— Exercise data —
+ + + + + + +
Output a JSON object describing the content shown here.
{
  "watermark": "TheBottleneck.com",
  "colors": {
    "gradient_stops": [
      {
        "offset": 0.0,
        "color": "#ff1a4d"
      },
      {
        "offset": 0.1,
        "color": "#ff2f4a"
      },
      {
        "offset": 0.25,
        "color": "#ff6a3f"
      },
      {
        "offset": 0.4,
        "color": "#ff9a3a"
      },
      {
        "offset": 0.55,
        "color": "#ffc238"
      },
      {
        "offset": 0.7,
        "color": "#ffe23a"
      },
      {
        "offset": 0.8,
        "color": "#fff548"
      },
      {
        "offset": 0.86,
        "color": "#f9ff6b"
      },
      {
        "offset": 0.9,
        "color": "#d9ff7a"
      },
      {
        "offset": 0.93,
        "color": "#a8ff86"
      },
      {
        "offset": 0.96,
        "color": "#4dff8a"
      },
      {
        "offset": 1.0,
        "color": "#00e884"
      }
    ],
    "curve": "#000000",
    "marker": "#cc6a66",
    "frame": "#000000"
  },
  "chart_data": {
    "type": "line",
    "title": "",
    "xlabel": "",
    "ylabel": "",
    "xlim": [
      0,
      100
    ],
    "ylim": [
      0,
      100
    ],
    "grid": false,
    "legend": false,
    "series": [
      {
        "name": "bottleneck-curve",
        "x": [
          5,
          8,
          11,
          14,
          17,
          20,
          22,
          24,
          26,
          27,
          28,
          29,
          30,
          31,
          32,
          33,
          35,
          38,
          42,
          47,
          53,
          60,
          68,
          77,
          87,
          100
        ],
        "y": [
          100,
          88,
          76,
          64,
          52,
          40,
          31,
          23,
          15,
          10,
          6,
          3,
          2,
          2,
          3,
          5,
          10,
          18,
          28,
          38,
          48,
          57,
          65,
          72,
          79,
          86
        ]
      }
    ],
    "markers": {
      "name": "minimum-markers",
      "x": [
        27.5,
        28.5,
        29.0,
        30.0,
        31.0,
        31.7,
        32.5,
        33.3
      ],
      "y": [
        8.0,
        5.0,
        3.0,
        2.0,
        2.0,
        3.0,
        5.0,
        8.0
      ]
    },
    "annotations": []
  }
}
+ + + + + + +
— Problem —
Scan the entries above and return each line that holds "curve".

— Result for this task —
    "curve": "#000000",
        "name": "bottleneck-curve",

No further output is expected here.